Why am I having a hard time finding the word “callipygian” in the dictionary? No one I ask seems to know what it means. –Kurt Jacobsen, U.S.A.
One of my favorite words, callipygian. Means “having shapely buttocks.” As opposed to steatopygous, or “fat-assed.” Lends that little touch of class to your locker-room conversations, I’ve often thought. The reason you can’t find it is you’re looking in the wrong place. Try Mrs. Byrne’s Dictionary of Unusual, Obscure, and Preposterous Words by Josefa Heifetz Byrne, a landmark reference work this column has often recommended in the past. Where else could you find gems like hircine, “goatlike, especially in smell,” or hircismus, “the condition of having stinky armpits”?

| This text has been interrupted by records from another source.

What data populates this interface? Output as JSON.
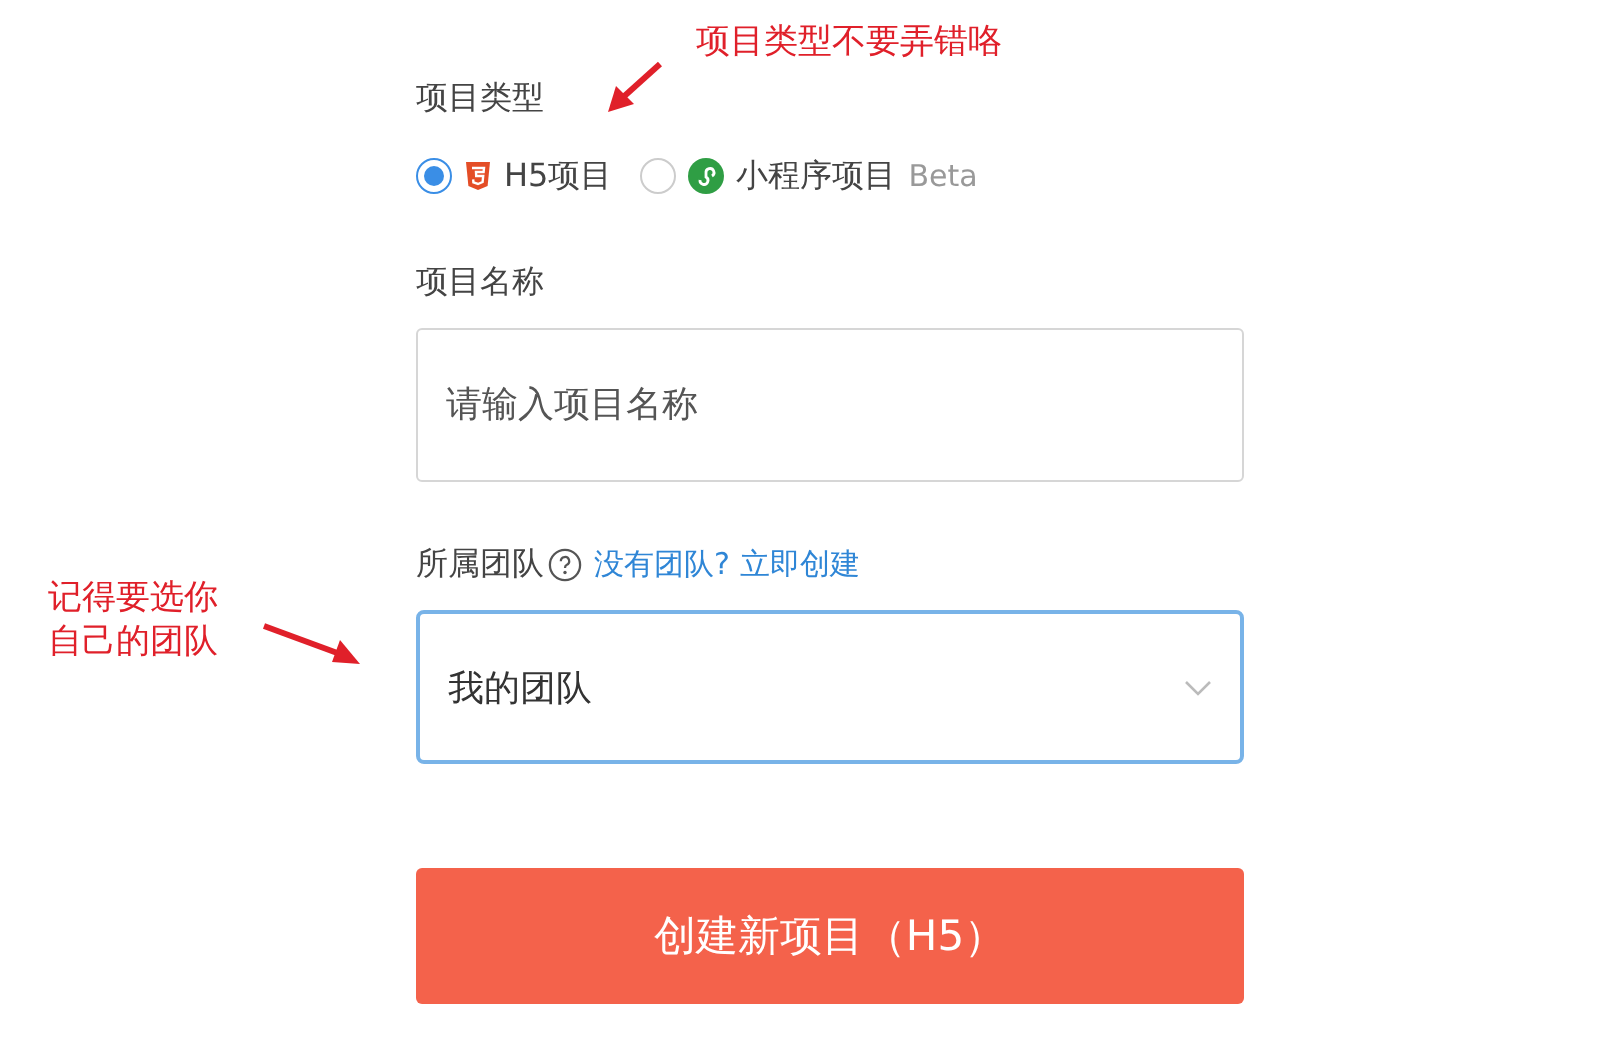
{
  "project_type": {
    "label": "项目类型",
    "options": [
      {
        "kind": "h5",
        "label": "H5项目",
        "selected": true
      },
      {
        "kind": "miniprogram",
        "label": "小程序项目",
        "badge": "Beta",
        "selected": false
      }
    ]
  },
  "project_name": {
    "label": "项目名称",
    "placeholder": "请输入项目名称"
  },
  "team": {
    "label": "所属团队",
    "hint": "没有团队?",
    "link": "立即创建",
    "value": "我的团队"
  },
  "submit_button": "创建新项目（H5）",
  "annotations": [
    {
      "text": "项目类型不要弄错咯",
      "kind": "left"
    },
    {
      "text": "记得要选你自己的团队",
      "kind": "right"
    }
  ]
}
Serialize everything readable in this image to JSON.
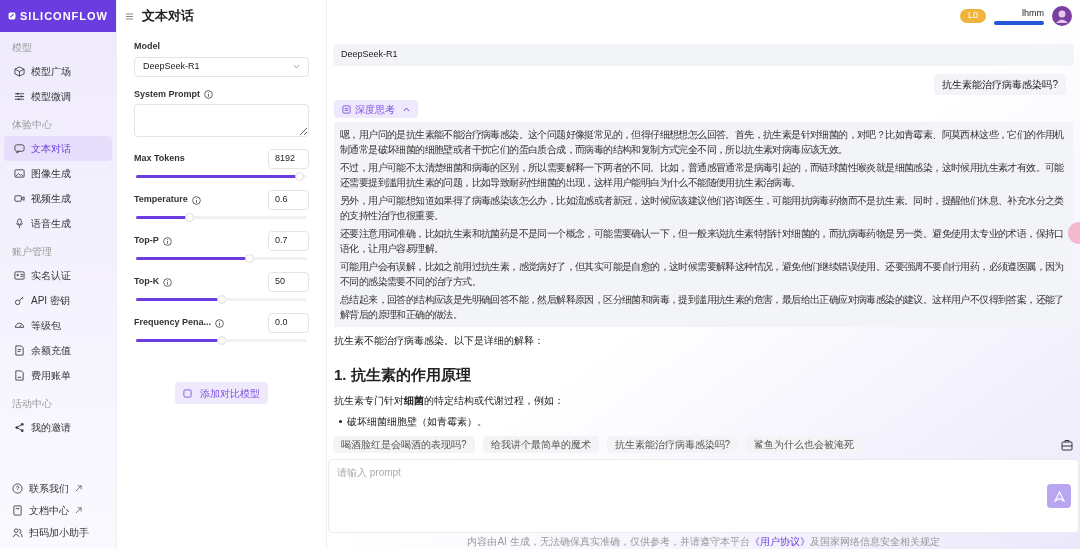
{
  "header": {
    "logo": "SILICONFLOW",
    "title": "文本对话",
    "level_badge": "L0",
    "username": "lhmm"
  },
  "sidebar": {
    "sections": [
      {
        "heading": "模型",
        "items": [
          {
            "label": "模型广场",
            "selected": false
          },
          {
            "label": "模型微调",
            "selected": false
          }
        ]
      },
      {
        "heading": "体验中心",
        "items": [
          {
            "label": "文本对话",
            "selected": true
          },
          {
            "label": "图像生成",
            "selected": false
          },
          {
            "label": "视频生成",
            "selected": false
          },
          {
            "label": "语音生成",
            "selected": false
          }
        ]
      },
      {
        "heading": "账户管理",
        "items": [
          {
            "label": "实名认证",
            "selected": false
          },
          {
            "label": "API 密钥",
            "selected": false
          },
          {
            "label": "等级包",
            "selected": false
          },
          {
            "label": "余额充值",
            "selected": false
          },
          {
            "label": "费用账单",
            "selected": false
          }
        ]
      },
      {
        "heading": "活动中心",
        "items": [
          {
            "label": "我的邀请",
            "selected": false
          }
        ]
      }
    ],
    "footer_links": [
      {
        "label": "联系我们",
        "external": true
      },
      {
        "label": "文档中心",
        "external": true
      },
      {
        "label": "扫码加小助手",
        "external": false
      }
    ]
  },
  "params": [
    {
      "kind": "select",
      "label": "Model",
      "value": "DeepSeek-R1",
      "info_icon": false
    },
    {
      "kind": "textarea",
      "label": "System Prompt",
      "info_icon": true
    },
    {
      "kind": "slider",
      "label": "Max Tokens",
      "value": "8192",
      "level": 0.98,
      "info_icon": false
    },
    {
      "kind": "slider",
      "label": "Temperature",
      "value": "0.6",
      "level": 0.3,
      "info_icon": true
    },
    {
      "kind": "slider",
      "label": "Top-P",
      "value": "0.7",
      "level": 0.67,
      "info_icon": true
    },
    {
      "kind": "slider",
      "label": "Top-K",
      "value": "50",
      "level": 0.5,
      "info_icon": true
    },
    {
      "kind": "slider",
      "label": "Frequency Pena...",
      "value": "0.0",
      "level": 0.5,
      "info_icon": true
    }
  ],
  "add_compare_button": "添加对比模型",
  "chat": {
    "model_name": "DeepSeek-R1",
    "user_message": "抗生素能治疗病毒感染吗?",
    "thinking": {
      "label": "深度思考",
      "expanded": true,
      "paragraphs": [
        "嗯，用户问的是抗生素能不能治疗病毒感染。这个问题好像挺常见的，但得仔细想想怎么回答。首先，抗生素是针对细菌的，对吧？比如青霉素、阿莫西林这些，它们的作用机制通常是破坏细菌的细胞壁或者干扰它们的蛋白质合成，而病毒的结构和复制方式完全不同，所以抗生素对病毒应该无效。",
        "不过，用户可能不太清楚细菌和病毒的区别，所以需要解释一下两者的不同。比如，普通感冒通常是病毒引起的，而链球菌性喉炎就是细菌感染，这时候用抗生素才有效。可能还需要提到滥用抗生素的问题，比如导致耐药性细菌的出现，这样用户能明白为什么不能随便用抗生素治病毒。",
        "另外，用户可能想知道如果得了病毒感染该怎么办，比如流感或者新冠，这时候应该建议他们咨询医生，可能用抗病毒药物而不是抗生素。同时，提醒他们休息、补充水分之类的支持性治疗也很重要。",
        "还要注意用词准确，比如抗生素和抗菌药是不是同一个概念，可能需要确认一下，但一般来说抗生素特指针对细菌的，而抗病毒药物是另一类。避免使用太专业的术语，保持口语化，让用户容易理解。",
        "可能用户会有误解，比如之前用过抗生素，感觉病好了，但其实可能是自愈的，这时候需要解释这种情况，避免他们继续错误使用。还要强调不要自行用药，必须遵医嘱，因为不同的感染需要不同的治疗方式。",
        "总结起来，回答的结构应该是先明确回答不能，然后解释原因，区分细菌和病毒，提到滥用抗生素的危害，最后给出正确应对病毒感染的建议。这样用户不仅得到答案，还能了解背后的原理和正确的做法。"
      ]
    },
    "answer": [
      {
        "kind": "paragraph",
        "text": "抗生素不能治疗病毒感染。以下是详细的解释："
      },
      {
        "kind": "heading",
        "text": "1. 抗生素的作用原理"
      },
      {
        "kind": "paragraph",
        "text": "抗生素专门针对**细菌**的特定结构或代谢过程，例如："
      },
      {
        "kind": "bullet",
        "text": "破坏细菌细胞壁（如青霉素）。"
      }
    ],
    "suggestions": [
      "喝酒脸红是会喝酒的表现吗?",
      "给我讲个最简单的魔术",
      "抗生素能治疗病毒感染吗?",
      "鲨鱼为什么也会被淹死"
    ],
    "input": {
      "placeholder": "请输入 prompt"
    },
    "disclaimer": {
      "before": "内容由AI 生成，无法确保真实准确，仅供参考，并请遵守本平台",
      "link": "《用户协议》",
      "after": "及国家网络信息安全相关规定"
    }
  }
}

Is there a phenomenon known as February the 30th? When I was in fourth grade my somewhat eccentric teacher explained that in some years there could be as many as 367 days per annum! Everyone knows there are 365 1/4 days in a year, requiring an extra day every four years to keep the calendar in sync with the cosmos. My teacher claimed there were something like an extra six minutes after that quarter day which are being slowly counted up by the timekeepers in Greenwich until they get enough to make another day, which is to be tacked on at the end of February. Theoretically, if this alleged extra day occurred in a leap year, there would be two extra days in February, thus creating February 30th. Was my teacher playing a cruel joke on innocent children, or did she speak the truth? I shudder to think of those poor kids born on the 30th who’d only have one official birthday in their lives! –S. Dodds, Winnipeg, Manitoba, Canada
Forget Oedipus and all that Freudian jive–the real source of the world’s neuroses is the incredible swamp of misinformation peddled by elementary school teachers. I recall spending my grade school years in chronic terror over my posture, having been told that slouching in your seat caused curvature of the spine. Your February 30 yarn is equally absurd. It’s true there aren’t exactly 365 1/4 days in a year. But the real figure isn’t six minutes more, it’s 11 minutes and 14 seconds less. To compensate we don’t add an extra leap day, we skip one every so often–on average, once every 128 years.
Let’s start at the beginning. The original calendar with every fourth year a leap year was the Julian calendar, authorized by J. Caesar in 46 BC. Scholars recognized that it was a little cockeyed as early as the eighth century AD, but the authorities, not wanting to rush into things, delayed doing anything about it for 800 years. Finally Pope Gregory XIII decided to get serious in 1582. To get the calendar lined up with the seasons, he decreed that the world should skip from October 4 to October 15. Amazingly enough, most countries complied, although some took their sweet time about it–Greece was a holdout until 1923.
Greg also imposed a new method for figuring leap days. The most accurate thing would have been to skip a leap year every 128 years, but Greg’s advisers evidently figured humans were such screwups they’d lose track of the count. Instead they settled on this scheme: every year divisible by 4 is a leap year, except that years divisible by 100 are nonleap years, except that years divisible by 400 are leap years. Thus 1900 was not a leap year, but 2000 will be. Under this system the calendar will be off by one day after 3,323 years have elapsed, but we’ll let future generations worry about that.
Why are clams happy? –Curious, Washington, D.C.
How come you always see just one shoe by the side of the road? –Anonymous, Saint Paul, Minnesota
How come your feet smell but your nose runs? –Lisa Fisher, Little Rock, Arkansas
You folks ever think of becoming entertainers? (1) What’s a clam got to be sad about? An ocean view, no rent, and zero danger of poisoning from apples. (2) The other one ran off with the sock that’s missing from the wash. (3) Go ask your mother. I swear, sometimes I feel like baby-sitter to the universe.
Art accompanying story in printed newspaper (not available in this archive): illustration/Slug Signorino.